Data records for software interfaces:
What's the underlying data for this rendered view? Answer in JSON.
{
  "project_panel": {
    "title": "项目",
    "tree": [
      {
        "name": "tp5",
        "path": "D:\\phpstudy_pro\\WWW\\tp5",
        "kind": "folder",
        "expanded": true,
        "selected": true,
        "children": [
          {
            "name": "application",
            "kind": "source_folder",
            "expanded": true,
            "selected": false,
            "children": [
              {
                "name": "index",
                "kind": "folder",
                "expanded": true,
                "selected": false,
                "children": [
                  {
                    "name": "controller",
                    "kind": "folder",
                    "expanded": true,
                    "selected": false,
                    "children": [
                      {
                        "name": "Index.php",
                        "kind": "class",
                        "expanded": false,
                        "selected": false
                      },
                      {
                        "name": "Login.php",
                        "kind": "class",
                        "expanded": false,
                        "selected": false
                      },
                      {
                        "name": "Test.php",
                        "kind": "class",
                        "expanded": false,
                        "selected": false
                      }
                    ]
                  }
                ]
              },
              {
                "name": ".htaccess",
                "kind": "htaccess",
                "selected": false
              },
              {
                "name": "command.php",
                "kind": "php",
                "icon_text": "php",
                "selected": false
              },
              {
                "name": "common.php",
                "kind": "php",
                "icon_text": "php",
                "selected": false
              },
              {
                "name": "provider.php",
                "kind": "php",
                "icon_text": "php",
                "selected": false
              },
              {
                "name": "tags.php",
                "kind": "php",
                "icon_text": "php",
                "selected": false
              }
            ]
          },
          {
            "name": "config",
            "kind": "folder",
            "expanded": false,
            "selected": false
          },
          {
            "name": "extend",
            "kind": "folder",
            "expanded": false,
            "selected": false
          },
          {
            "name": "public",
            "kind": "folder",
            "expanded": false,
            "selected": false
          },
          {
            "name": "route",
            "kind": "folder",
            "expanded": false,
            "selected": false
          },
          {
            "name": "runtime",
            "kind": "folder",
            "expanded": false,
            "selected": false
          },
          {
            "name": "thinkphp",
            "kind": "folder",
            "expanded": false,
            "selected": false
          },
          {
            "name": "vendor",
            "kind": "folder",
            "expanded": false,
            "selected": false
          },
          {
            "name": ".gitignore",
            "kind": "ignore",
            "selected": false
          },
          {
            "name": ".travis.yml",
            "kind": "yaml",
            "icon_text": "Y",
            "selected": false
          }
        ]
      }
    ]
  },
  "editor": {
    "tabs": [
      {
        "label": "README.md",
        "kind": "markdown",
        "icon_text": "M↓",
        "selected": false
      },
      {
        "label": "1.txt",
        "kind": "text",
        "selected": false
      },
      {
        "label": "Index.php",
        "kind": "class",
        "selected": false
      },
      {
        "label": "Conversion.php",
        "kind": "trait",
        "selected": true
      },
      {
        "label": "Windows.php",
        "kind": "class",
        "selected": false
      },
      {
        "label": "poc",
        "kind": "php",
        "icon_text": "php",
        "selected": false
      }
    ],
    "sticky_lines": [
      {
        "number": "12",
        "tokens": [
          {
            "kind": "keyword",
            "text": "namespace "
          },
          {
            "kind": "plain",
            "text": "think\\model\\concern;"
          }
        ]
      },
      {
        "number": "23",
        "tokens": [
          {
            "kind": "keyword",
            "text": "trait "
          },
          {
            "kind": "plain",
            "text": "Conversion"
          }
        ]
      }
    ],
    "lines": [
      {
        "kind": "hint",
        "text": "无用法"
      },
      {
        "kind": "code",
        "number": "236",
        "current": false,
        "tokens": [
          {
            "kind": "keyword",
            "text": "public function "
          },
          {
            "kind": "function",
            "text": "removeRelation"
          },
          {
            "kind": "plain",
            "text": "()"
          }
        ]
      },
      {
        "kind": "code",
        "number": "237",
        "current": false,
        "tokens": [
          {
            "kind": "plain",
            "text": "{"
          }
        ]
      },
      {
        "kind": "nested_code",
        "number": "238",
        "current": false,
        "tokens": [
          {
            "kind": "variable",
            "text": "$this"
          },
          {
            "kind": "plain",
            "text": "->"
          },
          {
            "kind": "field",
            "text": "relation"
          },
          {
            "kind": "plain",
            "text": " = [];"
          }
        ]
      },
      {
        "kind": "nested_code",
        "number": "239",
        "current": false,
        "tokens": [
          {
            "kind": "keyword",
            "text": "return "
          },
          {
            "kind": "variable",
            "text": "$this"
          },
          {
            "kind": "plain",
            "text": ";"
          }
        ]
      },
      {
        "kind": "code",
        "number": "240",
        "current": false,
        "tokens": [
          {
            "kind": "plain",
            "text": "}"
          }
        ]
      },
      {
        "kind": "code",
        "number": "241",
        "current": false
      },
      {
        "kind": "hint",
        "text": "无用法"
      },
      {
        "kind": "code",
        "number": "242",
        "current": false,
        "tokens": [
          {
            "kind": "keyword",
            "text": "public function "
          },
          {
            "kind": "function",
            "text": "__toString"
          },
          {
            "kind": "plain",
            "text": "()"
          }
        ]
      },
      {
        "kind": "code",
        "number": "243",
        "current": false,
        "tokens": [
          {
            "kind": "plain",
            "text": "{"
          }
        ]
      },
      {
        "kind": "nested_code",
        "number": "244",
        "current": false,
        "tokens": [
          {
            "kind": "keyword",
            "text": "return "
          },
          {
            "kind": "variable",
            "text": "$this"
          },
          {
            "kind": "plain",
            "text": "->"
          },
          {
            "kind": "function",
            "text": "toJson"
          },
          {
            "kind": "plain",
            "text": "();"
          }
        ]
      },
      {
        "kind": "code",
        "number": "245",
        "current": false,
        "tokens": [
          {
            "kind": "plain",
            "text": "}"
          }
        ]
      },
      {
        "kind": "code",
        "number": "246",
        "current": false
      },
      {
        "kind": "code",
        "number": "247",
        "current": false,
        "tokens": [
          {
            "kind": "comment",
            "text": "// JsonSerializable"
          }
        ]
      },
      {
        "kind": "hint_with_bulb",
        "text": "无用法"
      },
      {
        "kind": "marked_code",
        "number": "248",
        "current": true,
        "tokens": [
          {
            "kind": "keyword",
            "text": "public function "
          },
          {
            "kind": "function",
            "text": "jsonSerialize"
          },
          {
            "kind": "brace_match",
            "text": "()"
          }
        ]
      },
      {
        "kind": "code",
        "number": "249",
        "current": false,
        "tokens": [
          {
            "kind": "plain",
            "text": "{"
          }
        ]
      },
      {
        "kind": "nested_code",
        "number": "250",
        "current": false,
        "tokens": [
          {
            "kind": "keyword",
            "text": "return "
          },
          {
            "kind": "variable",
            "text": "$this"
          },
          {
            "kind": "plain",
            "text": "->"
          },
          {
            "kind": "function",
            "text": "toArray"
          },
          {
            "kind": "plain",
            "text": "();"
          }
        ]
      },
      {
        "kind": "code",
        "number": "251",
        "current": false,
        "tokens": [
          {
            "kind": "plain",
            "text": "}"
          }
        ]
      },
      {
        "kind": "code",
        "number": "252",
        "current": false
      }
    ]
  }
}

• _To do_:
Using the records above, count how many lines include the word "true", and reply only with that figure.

• _Answer section_:
7